TACKLES 31

SACKS 0

INT 1

SPECIALISTS

K DAVID AKERS

FG 32

FGA 38

XP 47

PTS 143

P ANDY LEE

PUNTS 91

GROSS 46.2

NET 38.2

BOLD: Projected starter

Italics: New acquisition

(R) Rookie: College stats

TTD: Total touchdowns

OFFENSIVE LINEMEN

SACKS: Sacks allowed

HOLD: Holding penalties

FALSE: False starts

2011 SCHEDULE

2010 RECORD: 6--10

September

11 Seattle

18 Dallas

25 at Cincinnati

October

2 at Philadelphia

9 Tampa Bay

16 at Detroit

23 BYE

30 Cleveland

November

6 at Washington

13 N.Y. Giants

20 Arizona

24 at Baltimore (Thu)

December

4 St. Louis

11 at Arizona

19 Pittsburgh (Mon)

24 at Seattle (Sat)

January

1 at St. Louis

COACH: JIM HARBAUGH

AGE: 47

FIRST SEASON WITH THE 49ERS

Whether at the University of San Diego or Stanford, Harbaugh has turned around the fortunes of the teams he inherited. Doing the same in San Francisco would mean restoring the luster to a franchise that had only three losing seasons from 1981 through 2002 but has gone eight straight years without a winning mark. Harbaugh has his players' respect, but he'll need wins to keep it.

SPOTLIGHT

ALDON SMITH, Linebacker

Despite Smith's being selected seventh in this year's draft, casual 49ers fans still arch their eyebrows when his name is mentioned.
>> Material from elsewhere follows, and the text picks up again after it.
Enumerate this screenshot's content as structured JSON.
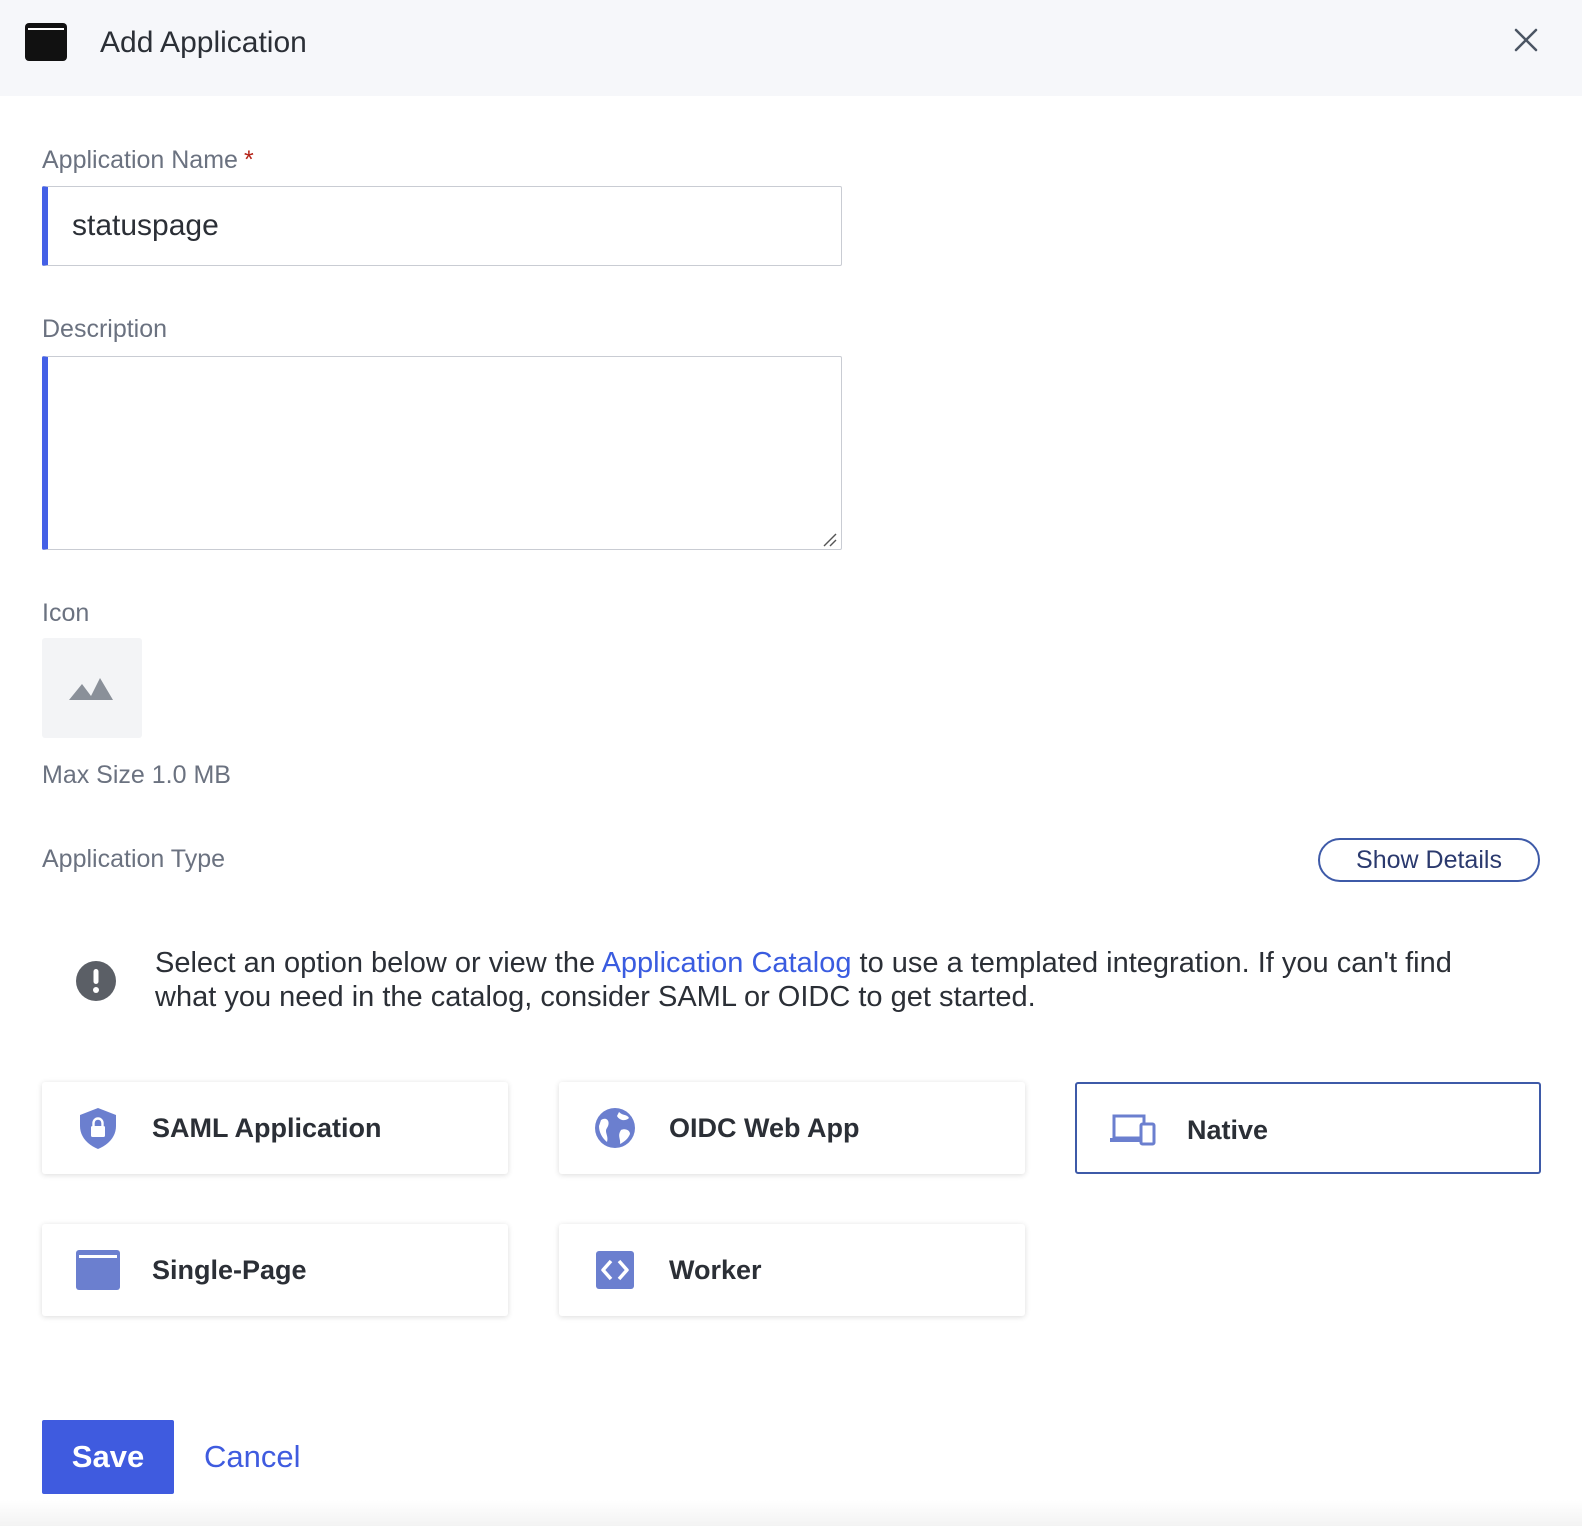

He did, after all, play just two years at Missouri. Fans' reaction could change, however, if his performance in training camp is any indication. Smith, who made 17 sacks at Mizzou, has shown explosiveness, physicality and a knack for rushing the passer in his short time with the Niners. At 6'4" and 258 pounds, he uses his long arms and a strong jab to keep blockers at a distance. His strength (he bench-pressed 225 pounds 20 times at the combine) is deceptive.

San Francisco desperately needs an edge rusher because no 49er had more than 8½ sacks last season. The team finished the year with just 36 (15th in the NFL) and had only 11 in its final seven games.

Smith is making the transition from playing with a hand on the ground as a defensive end at Missouri to standing up as an outside linebacker. While far from polished, he appears comfortable with the switch. He has shown promise in the preseason, making a sack in the opener against the Saints. Consistency, however, will be the key.

If the Niners are wise, they won't drop him into coverage often. With the talent he has, he needs to get after the quarterback.

PHOTODERICK E. HINGLE/US PRESSWIRE PHOTOTONY MEDINA/ICON SMI (EDWARDS)JET FUEL Edwards (above) left New York as a free agent to bolster the 49ers' receiving corps, but there are more offensive problems than one man can handle. PHOTORIC TAPIA/ICON SMI (SMITH)

HOLE YARDS PAR R1 R2 R3 R4
OUT
HOLE YARDS PAR R1 R2 R3 R4
IN
Eagle (-2)
Birdie (-1)
Bogey (+1)
Double Bogey (+2)